▶ **Data supplied**:

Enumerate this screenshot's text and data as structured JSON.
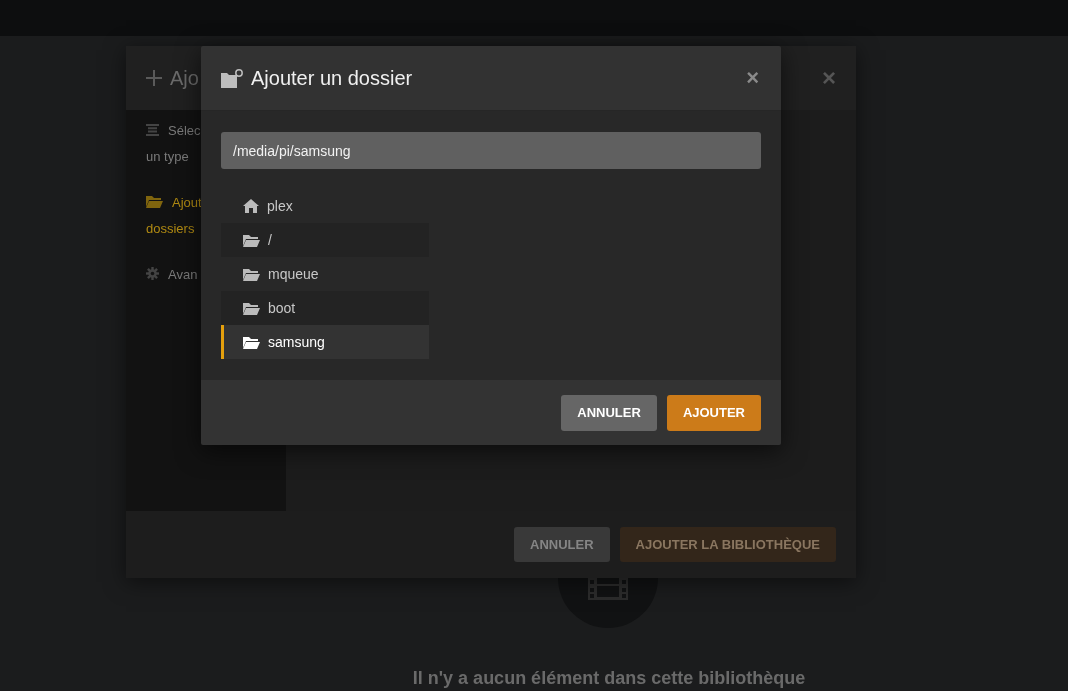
{
  "background_dialog": {
    "title": "Ajo",
    "close": "×",
    "sidebar": [
      {
        "kind": "list",
        "lines": [
          "Sélec",
          "un type"
        ],
        "selected": false
      },
      {
        "kind": "folder",
        "lines": [
          "Ajout",
          "dossiers"
        ],
        "selected": true
      },
      {
        "kind": "gear",
        "lines": [
          "Avan"
        ],
        "selected": false
      }
    ],
    "buttons": [
      {
        "kind": "secondary",
        "label": "ANNULER"
      },
      {
        "kind": "primary",
        "label": "AJOUTER LA BIBLIOTHÈQUE"
      }
    ]
  },
  "empty_state": {
    "message": "Il n'y a aucun élément dans cette bibliothèque"
  },
  "dialog": {
    "title": "Ajouter un dossier",
    "close": "×",
    "path": "/media/pi/samsung",
    "folders": [
      {
        "kind": "home",
        "name": "plex",
        "selected": false
      },
      {
        "kind": "folder",
        "name": "/",
        "selected": false
      },
      {
        "kind": "folder",
        "name": "mqueue",
        "selected": false
      },
      {
        "kind": "folder",
        "name": "boot",
        "selected": false
      },
      {
        "kind": "folder",
        "name": "samsung",
        "selected": true
      }
    ],
    "buttons": [
      {
        "kind": "secondary",
        "label": "ANNULER"
      },
      {
        "kind": "primary",
        "label": "AJOUTER"
      }
    ]
  }
}
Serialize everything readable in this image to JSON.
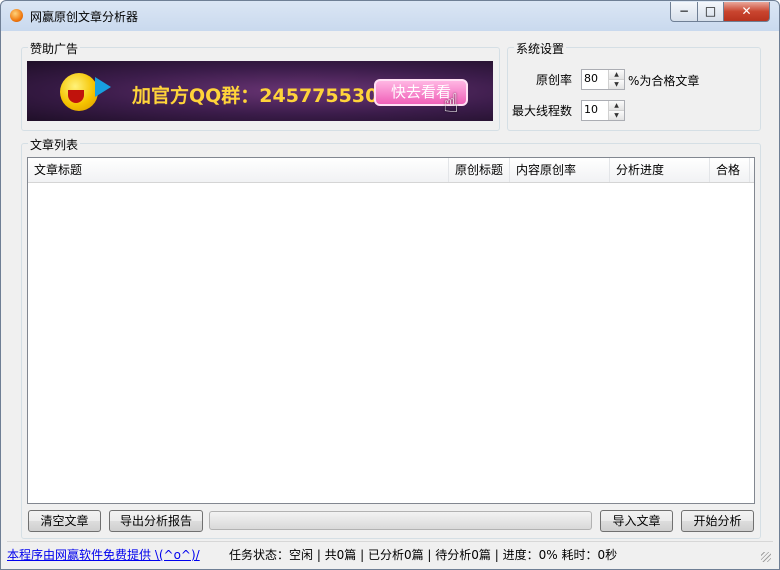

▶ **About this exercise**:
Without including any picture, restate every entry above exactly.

▶ **Response to the task**:
Enumerate this screenshot's text and data as structured JSON.
{
  "background_dialog": {
    "title": "Ajo",
    "close": "×",
    "sidebar": [
      {
        "kind": "list",
        "lines": [
          "Sélec",
          "un type"
        ],
        "selected": false
      },
      {
        "kind": "folder",
        "lines": [
          "Ajout",
          "dossiers"
        ],
        "selected": true
      },
      {
        "kind": "gear",
        "lines": [
          "Avan"
        ],
        "selected": false
      }
    ],
    "buttons": [
      {
        "kind": "secondary",
        "label": "ANNULER"
      },
      {
        "kind": "primary",
        "label": "AJOUTER LA BIBLIOTHÈQUE"
      }
    ]
  },
  "empty_state": {
    "message": "Il n'y a aucun élément dans cette bibliothèque"
  },
  "dialog": {
    "title": "Ajouter un dossier",
    "close": "×",
    "path": "/media/pi/samsung",
    "folders": [
      {
        "kind": "home",
        "name": "plex",
        "selected": false
      },
      {
        "kind": "folder",
        "name": "/",
        "selected": false
      },
      {
        "kind": "folder",
        "name": "mqueue",
        "selected": false
      },
      {
        "kind": "folder",
        "name": "boot",
        "selected": false
      },
      {
        "kind": "folder",
        "name": "samsung",
        "selected": true
      }
    ],
    "buttons": [
      {
        "kind": "secondary",
        "label": "ANNULER"
      },
      {
        "kind": "primary",
        "label": "AJOUTER"
      }
    ]
  }
}
Serialize everything readable in this image to JSON.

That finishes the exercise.